First off, I thought Departures had perfect pacing. When we say something is too slowly paced, really what is being said is that you were bored or there wasn’t enough action for you.
In other words, things didn’t change quickly enough to keep your interest. Now, worded this way, we see that this really is a fault of the viewer, not the artist.
It seems that any reasonable artist will be aware of pacing and will have chosen the pacing because they feel it fit or is necessary.
David Foster Wallace thought the pacing of Infinite Jest should have been even slower than it was. It wasn’t some accidental misstep or flaw of the artist.
My main guess for the prevalence of this criticism is that our current culture is very much influenced by TV, the internet, and yes, Twitter.
Pacing is such that you get a full dose of entertainment in one quick sitting. Nothing can ever be fast enough. Things are flicking by so fast that I often become disoriented when I see a TV (I haven’t watched TV in any real sense in over a year).

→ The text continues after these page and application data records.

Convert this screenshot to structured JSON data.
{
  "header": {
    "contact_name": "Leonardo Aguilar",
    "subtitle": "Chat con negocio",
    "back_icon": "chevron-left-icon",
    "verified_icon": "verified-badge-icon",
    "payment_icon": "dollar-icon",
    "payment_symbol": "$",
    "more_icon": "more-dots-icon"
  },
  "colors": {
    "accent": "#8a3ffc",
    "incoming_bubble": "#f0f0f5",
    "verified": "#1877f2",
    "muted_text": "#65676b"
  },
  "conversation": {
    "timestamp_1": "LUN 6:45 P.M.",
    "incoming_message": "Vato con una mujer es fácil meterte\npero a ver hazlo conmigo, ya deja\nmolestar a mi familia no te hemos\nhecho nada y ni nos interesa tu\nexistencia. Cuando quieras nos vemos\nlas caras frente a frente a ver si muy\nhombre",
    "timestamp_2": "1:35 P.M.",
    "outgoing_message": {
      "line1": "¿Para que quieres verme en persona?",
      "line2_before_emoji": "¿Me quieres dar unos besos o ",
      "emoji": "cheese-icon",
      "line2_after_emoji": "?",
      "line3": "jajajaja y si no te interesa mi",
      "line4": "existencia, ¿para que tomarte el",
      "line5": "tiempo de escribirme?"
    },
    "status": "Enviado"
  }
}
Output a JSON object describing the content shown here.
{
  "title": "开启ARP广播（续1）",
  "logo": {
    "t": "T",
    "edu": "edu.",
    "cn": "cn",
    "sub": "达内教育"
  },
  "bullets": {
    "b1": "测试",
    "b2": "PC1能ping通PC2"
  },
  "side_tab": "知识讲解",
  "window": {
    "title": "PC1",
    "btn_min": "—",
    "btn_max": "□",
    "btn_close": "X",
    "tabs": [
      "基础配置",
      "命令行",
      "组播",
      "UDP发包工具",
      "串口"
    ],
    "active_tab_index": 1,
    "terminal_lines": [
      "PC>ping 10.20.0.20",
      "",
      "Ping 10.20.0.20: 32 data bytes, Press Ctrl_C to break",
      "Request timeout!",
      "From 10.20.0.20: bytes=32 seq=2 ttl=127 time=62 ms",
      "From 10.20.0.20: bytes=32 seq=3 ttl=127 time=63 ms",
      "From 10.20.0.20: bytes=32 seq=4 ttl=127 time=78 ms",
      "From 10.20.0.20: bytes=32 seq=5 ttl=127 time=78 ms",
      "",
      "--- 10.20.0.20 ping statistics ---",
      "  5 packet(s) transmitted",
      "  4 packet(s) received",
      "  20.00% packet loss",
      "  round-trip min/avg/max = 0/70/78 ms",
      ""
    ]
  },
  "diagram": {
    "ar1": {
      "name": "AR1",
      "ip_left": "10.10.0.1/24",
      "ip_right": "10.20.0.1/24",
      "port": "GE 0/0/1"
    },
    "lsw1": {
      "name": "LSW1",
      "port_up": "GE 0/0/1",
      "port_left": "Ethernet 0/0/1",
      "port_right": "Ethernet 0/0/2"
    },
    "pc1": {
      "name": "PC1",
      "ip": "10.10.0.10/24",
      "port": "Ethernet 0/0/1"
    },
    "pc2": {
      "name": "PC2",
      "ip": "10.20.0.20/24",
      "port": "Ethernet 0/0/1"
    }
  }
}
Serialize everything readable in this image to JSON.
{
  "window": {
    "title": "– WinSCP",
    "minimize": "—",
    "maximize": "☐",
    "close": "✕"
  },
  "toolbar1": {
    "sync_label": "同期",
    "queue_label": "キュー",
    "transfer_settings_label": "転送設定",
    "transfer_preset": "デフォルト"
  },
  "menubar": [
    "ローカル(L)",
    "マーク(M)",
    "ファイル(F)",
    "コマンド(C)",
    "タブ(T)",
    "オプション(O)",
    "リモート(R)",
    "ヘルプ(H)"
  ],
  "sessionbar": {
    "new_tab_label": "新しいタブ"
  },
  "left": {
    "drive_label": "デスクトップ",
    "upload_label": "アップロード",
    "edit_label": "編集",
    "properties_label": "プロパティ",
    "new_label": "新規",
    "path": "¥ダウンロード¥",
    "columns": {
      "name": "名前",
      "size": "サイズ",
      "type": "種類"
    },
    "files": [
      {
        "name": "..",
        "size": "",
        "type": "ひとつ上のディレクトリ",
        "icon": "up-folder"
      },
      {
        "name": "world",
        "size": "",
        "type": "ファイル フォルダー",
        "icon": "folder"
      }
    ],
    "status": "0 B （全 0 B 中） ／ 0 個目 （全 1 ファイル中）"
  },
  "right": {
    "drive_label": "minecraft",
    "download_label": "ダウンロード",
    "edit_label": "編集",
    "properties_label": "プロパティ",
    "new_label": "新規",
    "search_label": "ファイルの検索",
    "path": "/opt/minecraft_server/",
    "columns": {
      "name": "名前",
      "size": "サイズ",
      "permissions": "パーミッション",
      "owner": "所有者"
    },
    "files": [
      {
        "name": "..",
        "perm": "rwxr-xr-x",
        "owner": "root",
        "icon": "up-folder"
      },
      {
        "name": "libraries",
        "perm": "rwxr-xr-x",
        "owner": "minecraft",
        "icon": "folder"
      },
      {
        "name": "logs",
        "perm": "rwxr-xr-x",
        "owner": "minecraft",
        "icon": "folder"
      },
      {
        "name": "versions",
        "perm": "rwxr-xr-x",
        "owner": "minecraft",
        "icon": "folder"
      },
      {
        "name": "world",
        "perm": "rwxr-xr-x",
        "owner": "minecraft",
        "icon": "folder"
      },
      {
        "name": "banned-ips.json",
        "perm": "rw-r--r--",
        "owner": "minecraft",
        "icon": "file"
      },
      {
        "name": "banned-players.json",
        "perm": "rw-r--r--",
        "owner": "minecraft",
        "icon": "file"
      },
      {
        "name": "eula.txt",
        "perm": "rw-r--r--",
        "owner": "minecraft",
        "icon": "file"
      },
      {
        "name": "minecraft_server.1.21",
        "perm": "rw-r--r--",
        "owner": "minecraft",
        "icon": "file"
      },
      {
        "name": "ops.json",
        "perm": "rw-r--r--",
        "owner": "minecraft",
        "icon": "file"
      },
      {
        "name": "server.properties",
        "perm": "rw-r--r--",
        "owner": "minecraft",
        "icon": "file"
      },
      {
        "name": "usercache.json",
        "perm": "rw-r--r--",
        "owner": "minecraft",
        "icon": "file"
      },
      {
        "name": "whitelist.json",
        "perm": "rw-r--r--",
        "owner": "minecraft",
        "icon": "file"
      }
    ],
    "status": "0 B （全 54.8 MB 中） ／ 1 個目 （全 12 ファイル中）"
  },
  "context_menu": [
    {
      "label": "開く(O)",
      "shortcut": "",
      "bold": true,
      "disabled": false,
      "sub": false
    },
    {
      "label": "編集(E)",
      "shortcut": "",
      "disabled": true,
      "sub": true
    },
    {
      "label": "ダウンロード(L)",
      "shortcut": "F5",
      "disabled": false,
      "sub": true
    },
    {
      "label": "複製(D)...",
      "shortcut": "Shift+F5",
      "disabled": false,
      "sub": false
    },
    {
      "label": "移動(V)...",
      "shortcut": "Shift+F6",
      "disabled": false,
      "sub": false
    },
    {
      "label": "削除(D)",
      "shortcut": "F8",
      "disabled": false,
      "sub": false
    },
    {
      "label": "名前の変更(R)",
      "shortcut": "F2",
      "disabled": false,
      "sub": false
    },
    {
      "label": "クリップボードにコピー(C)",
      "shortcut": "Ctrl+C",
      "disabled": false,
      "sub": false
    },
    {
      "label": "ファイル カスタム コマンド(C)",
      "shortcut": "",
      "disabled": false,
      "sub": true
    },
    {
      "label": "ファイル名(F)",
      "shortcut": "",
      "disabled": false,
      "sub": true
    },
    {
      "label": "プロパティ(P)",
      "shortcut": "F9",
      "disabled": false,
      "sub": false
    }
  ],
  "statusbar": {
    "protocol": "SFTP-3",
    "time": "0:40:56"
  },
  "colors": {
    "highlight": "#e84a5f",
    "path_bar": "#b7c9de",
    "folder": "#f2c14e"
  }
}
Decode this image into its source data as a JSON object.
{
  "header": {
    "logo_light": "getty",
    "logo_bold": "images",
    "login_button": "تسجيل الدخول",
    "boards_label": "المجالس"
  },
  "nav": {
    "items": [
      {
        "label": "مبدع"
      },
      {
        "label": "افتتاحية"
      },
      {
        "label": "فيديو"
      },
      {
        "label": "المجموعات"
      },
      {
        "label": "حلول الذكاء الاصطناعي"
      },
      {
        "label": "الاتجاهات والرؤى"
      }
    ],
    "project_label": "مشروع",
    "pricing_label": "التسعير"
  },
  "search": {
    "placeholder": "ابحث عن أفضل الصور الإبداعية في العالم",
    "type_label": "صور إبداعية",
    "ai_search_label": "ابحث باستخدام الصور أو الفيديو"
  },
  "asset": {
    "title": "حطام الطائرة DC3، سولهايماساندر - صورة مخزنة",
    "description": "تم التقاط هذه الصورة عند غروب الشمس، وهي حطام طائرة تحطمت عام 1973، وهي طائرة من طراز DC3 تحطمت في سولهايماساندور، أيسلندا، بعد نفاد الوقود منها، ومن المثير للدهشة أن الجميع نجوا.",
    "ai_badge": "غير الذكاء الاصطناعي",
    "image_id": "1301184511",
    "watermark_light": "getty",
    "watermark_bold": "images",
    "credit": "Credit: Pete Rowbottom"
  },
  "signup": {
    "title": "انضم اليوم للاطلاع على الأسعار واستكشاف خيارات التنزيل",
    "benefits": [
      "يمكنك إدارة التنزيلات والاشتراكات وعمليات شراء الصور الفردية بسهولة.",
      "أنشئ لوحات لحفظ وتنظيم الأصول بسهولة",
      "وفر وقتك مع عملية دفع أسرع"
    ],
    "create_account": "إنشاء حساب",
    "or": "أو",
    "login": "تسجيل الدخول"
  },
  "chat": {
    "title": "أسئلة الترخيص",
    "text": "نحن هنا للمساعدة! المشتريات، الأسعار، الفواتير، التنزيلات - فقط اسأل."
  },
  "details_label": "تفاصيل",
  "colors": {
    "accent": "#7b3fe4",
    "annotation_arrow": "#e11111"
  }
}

The Viewer’s Patience
So, it is hard to adjust to different pacings of works of art (which must be slower in order to achieve some sort of meaning that is beyond just entertainment).
Sure, someone is bored easily, but that shouldn’t mean that should be used as legitimate grounds for criticism.
Now that being said, the real question I’ve been pondering is just how slow can something be before there is a case to be made.
There is a song on Veckatimist that is quite tedious for me to listen to (and in fact was the immediate cause of this post). It just repeats a little too often and I want to skip to the end.
But the end, when it finally changes, just isn’t as good without the tedious build-up. So in some sense, the slow pacing of the song must have been intentional.
But was there a way around this? A more interesting way to build maybe?
I’m not sure I explained the issue as thoroughly as I would have liked, and it still remains highly unresolved in my mind.
I feel like any pacing criticism can be converted into a reflection on how patient the viewer is combined with some legitimate criticism in some other area.